Books like Preventable: How a Pandemic Changed the World & How to Stop the Next One become essential reading because they are so timely. The best-seller from Devi Sridhar, now available in paperback, highlights past pandemics and traces the Covid-19 outbreak, from its detection in Wuhan, China, to its devastating effect and race to vaccinate all parts of the world, to protect people.
The professor and chair of Global Public Health at the University of Edinburgh also sets out a vision on how we can better protect ourselves in future by learning key lessons.
By combining science, politics, ethics, and economics, she dissects global structures that determine our fate and how to find a ‘good’ or ‘least worst’ path through a future crisis.
Eastern Eye caught up with the writer, who has served as a policy advisor for organisations including WHO, Unicef and Unesco to discuss her insightful book. The scientist also explained if a pandemic like Covid-19 will happen again, if it’s over, and key lessons we can learn from it.
What inspired you to write this book?
When looking at the 1918 pandemic, I was struck by how little literature and documentation there was during and after the time. It felt like collective amnesia had set in to forget and move forward after a traumatic few years. This made it difficult for future researchers to piece together what had happened, why and how. I wanted to avoid something similar after the Covid-19 pandemic. I wanted to write the book for future generations to understand how the
pandemic unfolded and why different governments took different responses. I also wanted
to explain how it felt to work as a scientist and advisor during a global crisis, and challenges involved with this.
Who are you hoping connects with this book?
The book is for anyone who wonders what we all lived through. It’s written in an accessible style with simple language and is a mix of data and analysis, as well as personal stories. I particularly hope young people will like it given they lived through a historical moment at a transformative time in their lives.
What would you say was the biggest challenge of writing this book?
The biggest challenge was finding time to write it, while working as an academic, and advisor and keeping up with all my other commitments. I enjoy writing, but finding time was hard when we were still in the midst of the storm and my workload was quite high.
What inspired the interesting title Preventable?

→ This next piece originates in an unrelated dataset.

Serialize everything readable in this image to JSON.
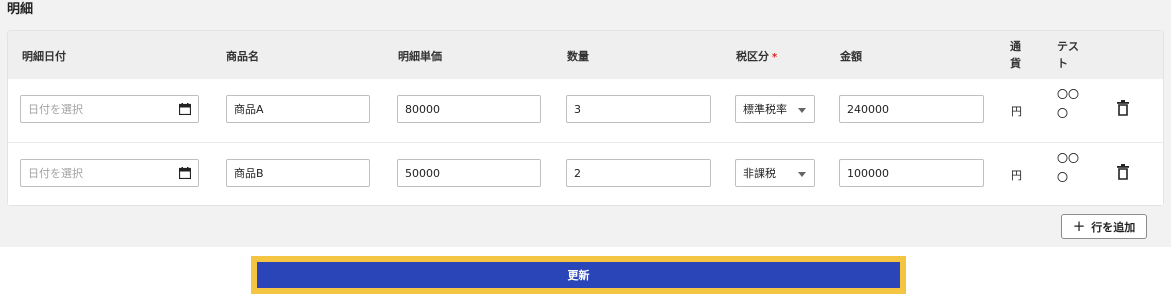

It’s intended to be provocative at a number of levels: could the entire pandemic have been prevented? The huge loss of life? Lockdowns and restrictions? How much was inevitable, and how much was preventable? It also gets to the core of public health, which is about preventing disease and death, and helping people live long, healthy, and happy lives.
How important is it to learn from the pandemic?

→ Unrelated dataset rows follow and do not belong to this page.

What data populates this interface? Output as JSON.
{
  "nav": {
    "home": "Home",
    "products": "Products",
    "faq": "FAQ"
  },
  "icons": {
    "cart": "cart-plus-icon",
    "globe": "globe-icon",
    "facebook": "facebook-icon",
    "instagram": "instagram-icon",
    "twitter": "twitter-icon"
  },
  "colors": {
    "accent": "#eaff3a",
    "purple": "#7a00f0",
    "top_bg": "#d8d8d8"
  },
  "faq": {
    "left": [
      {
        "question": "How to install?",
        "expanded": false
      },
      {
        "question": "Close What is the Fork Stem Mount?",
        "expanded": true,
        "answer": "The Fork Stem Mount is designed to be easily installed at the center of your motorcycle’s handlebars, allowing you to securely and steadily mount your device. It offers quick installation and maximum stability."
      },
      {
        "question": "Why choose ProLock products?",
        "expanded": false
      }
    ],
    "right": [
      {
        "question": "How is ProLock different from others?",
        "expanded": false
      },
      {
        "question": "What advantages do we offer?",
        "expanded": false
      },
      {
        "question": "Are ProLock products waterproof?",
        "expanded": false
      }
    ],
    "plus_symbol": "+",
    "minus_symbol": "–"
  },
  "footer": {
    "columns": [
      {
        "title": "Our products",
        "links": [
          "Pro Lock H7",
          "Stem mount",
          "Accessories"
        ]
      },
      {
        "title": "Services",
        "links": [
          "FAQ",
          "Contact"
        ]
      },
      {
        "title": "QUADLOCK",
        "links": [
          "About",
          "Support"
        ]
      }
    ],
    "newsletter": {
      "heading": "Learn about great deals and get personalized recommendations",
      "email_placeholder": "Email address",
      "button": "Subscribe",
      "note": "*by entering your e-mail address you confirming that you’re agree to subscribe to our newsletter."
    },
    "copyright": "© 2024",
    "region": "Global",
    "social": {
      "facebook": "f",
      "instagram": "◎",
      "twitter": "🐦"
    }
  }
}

It’s hugely important to learn from mistakes that were made and to do this internationally: every country did something well (for example Britain’s vaccine roll-out through the NHS was outstanding), but also did somethings sub optimally. So now is the time to reflect on what could have been done better, and the lessons to take away for future outbreaks of infectious disease.
What are some of the key lessons we can learn?
One big lesson is that science delivers solutions, and it has for the past century. And so delaying infections until vaccines, antivirals and better clinical management was the best strategy, and the way to do this was through testing, and measures that imposed the least cost on society and the economy. Another lesson is that healthcare workers are most at risk of infection and death, so adequate PPE stockpiles are vital. That was a major gap for countries: protecting their health workforce.
Did you learn anything new while researching and writing this book?
I enjoyed writing and learning about all the various scientific projects to develop a vaccine that was eventually abandoned. We only heard about the successful vaccines and, even for those, most people don’t understand how they work or how they were developed so quickly. So, I enjoyed explaining that and talking about the attempts that made it quite far, but not past the finish line.
How important has it been for you to make this book accessible to everyone?
I wrote the book in a way that any one can pick it up and read and understand, and hopefully reflect on what has happened. If you can’t explain it simply then you don’t understand it, and so that was the challenge I put to myself.
Do you think another pandemic like Covid-19 will happen again anytime soon?
I doubt we’ll face as difficult a challenge as Covid-19 because the virus sat in the sweet spot of being dangerous enough to cause problems for hospitals and mass death, but innocuous enough in the number of people who had mild or asymptomatic infection. We constantly face infectious disease outbreaks, and how these are managed locally, and nationally is heavily implicated also in whether they become pandemics.
What are your thoughts on Covid-19 not being over?
Pandemics are social constructs. I would argue the pandemic is over when the disease fades into the background, and other concerns become more important to the public and governments. This might happen at different times in different places. In Britain today, the cost of living, heating, and a struggling NHS are top concerns, and so Covid-19 is part of that story, but not the full one.
What inspires you as a writer?
To be able to explain complex thoughts and ideas in simple language. To helpfully provoke dinner table conversations on public health, data and values.
Why should we read the new book?
You might just see the world in a completely different way, and see your own life over the past couple of years with a new mindset.
Preventable: How a Pandemic Changed the World & How to Stop the Next One by Devi Sridhar is published in paperback (Viking, £12.99)